The records that follow must be printed exactly as they are.

-- RECORDS FOR PROCESSING follows --

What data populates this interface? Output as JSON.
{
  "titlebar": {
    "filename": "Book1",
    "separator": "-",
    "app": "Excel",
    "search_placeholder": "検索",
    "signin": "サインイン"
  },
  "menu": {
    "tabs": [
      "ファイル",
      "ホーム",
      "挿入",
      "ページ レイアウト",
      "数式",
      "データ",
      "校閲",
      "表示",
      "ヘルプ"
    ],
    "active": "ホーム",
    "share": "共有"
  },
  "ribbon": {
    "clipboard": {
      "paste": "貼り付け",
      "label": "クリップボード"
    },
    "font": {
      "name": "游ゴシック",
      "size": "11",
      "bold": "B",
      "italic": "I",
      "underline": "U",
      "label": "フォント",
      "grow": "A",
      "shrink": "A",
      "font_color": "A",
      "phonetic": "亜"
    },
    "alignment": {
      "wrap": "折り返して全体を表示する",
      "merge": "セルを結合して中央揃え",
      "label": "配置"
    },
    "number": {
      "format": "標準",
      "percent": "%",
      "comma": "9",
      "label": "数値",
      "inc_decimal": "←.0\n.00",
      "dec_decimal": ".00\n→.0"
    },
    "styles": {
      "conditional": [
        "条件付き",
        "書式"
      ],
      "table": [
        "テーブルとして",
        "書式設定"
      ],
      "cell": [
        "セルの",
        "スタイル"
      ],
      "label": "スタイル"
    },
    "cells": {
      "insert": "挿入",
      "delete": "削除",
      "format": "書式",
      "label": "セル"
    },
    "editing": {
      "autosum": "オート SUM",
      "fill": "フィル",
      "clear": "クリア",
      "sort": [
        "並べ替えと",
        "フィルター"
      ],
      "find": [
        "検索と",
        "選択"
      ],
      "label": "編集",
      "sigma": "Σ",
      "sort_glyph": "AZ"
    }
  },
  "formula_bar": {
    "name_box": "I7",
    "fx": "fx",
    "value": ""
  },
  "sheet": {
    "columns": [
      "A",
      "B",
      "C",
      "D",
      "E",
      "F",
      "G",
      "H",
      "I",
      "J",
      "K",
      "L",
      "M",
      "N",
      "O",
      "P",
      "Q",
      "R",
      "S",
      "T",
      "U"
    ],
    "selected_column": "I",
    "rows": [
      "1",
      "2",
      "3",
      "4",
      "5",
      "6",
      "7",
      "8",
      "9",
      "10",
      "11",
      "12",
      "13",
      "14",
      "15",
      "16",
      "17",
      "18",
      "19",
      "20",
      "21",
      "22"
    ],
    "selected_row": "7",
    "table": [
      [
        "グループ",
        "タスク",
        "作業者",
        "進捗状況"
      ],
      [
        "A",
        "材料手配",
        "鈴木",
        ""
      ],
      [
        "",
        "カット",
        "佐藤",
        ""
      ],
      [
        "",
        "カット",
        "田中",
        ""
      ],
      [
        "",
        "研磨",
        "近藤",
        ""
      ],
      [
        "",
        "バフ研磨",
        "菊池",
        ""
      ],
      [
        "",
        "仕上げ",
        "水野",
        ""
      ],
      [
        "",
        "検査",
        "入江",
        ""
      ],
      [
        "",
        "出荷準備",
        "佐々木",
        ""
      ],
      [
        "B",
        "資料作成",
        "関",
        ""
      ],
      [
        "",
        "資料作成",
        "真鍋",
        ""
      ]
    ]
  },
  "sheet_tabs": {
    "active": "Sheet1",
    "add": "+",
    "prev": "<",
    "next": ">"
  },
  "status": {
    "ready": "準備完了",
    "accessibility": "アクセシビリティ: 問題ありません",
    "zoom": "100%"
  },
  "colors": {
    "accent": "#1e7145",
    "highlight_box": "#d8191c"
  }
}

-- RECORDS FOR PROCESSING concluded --

### PROBLEM SOLUTION
What data populates this interface? Output as JSON.
{
  "titlebar": {
    "filename": "Book1",
    "separator": "-",
    "app": "Excel",
    "search_placeholder": "検索",
    "signin": "サインイン"
  },
  "menu": {
    "tabs": [
      "ファイル",
      "ホーム",
      "挿入",
      "ページ レイアウト",
      "数式",
      "データ",
      "校閲",
      "表示",
      "ヘルプ"
    ],
    "active": "ホーム",
    "share": "共有"
  },
  "ribbon": {
    "clipboard": {
      "paste": "貼り付け",
      "label": "クリップボード"
    },
    "font": {
      "name": "游ゴシック",
      "size": "11",
      "bold": "B",
      "italic": "I",
      "underline": "U",
      "label": "フォント",
      "grow": "A",
      "shrink": "A",
      "font_color": "A",
      "phonetic": "亜"
    },
    "alignment": {
      "wrap": "折り返して全体を表示する",
      "merge": "セルを結合して中央揃え",
      "label": "配置"
    },
    "number": {
      "format": "標準",
      "percent": "%",
      "comma": "9",
      "label": "数値",
      "inc_decimal": "←.0\n.00",
      "dec_decimal": ".00\n→.0"
    },
    "styles": {
      "conditional": [
        "条件付き",
        "書式"
      ],
      "table": [
        "テーブルとして",
        "書式設定"
      ],
      "cell": [
        "セルの",
        "スタイル"
      ],
      "label": "スタイル"
    },
    "cells": {
      "insert": "挿入",
      "delete": "削除",
      "format": "書式",
      "label": "セル"
    },
    "editing": {
      "autosum": "オート SUM",
      "fill": "フィル",
      "clear": "クリア",
      "sort": [
        "並べ替えと",
        "フィルター"
      ],
      "find": [
        "検索と",
        "選択"
      ],
      "label": "編集",
      "sigma": "Σ",
      "sort_glyph": "AZ"
    }
  },
  "formula_bar": {
    "name_box": "I7",
    "fx": "fx",
    "value": ""
  },
  "sheet": {
    "columns": [
      "A",
      "B",
      "C",
      "D",
      "E",
      "F",
      "G",
      "H",
      "I",
      "J",
      "K",
      "L",
      "M",
      "N",
      "O",
      "P",
      "Q",
      "R",
      "S",
      "T",
      "U"
    ],
    "selected_column": "I",
    "rows": [
      "1",
      "2",
      "3",
      "4",
      "5",
      "6",
      "7",
      "8",
      "9",
      "10",
      "11",
      "12",
      "13",
      "14",
      "15",
      "16",
      "17",
      "18",
      "19",
      "20",
      "21",
      "22"
    ],
    "selected_row": "7",
    "table": [
      [
        "グループ",
        "タスク",
        "作業者",
        "進捗状況"
      ],
      [
        "A",
        "材料手配",
        "鈴木",
        ""
      ],
      [
        "",
        "カット",
        "佐藤",
        ""
      ],
      [
        "",
        "カット",
        "田中",
        ""
      ],
      [
        "",
        "研磨",
        "近藤",
        ""
      ],
      [
        "",
        "バフ研磨",
        "菊池",
        ""
      ],
      [
        "",
        "仕上げ",
        "水野",
        ""
      ],
      [
        "",
        "検査",
        "入江",
        ""
      ],
      [
        "",
        "出荷準備",
        "佐々木",
        ""
      ],
      [
        "B",
        "資料作成",
        "関",
        ""
      ],
      [
        "",
        "資料作成",
        "真鍋",
        ""
      ]
    ]
  },
  "sheet_tabs": {
    "active": "Sheet1",
    "add": "+",
    "prev": "<",
    "next": ">"
  },
  "status": {
    "ready": "準備完了",
    "accessibility": "アクセシビリティ: 問題ありません",
    "zoom": "100%"
  },
  "colors": {
    "accent": "#1e7145",
    "highlight_box": "#d8191c"
  }
}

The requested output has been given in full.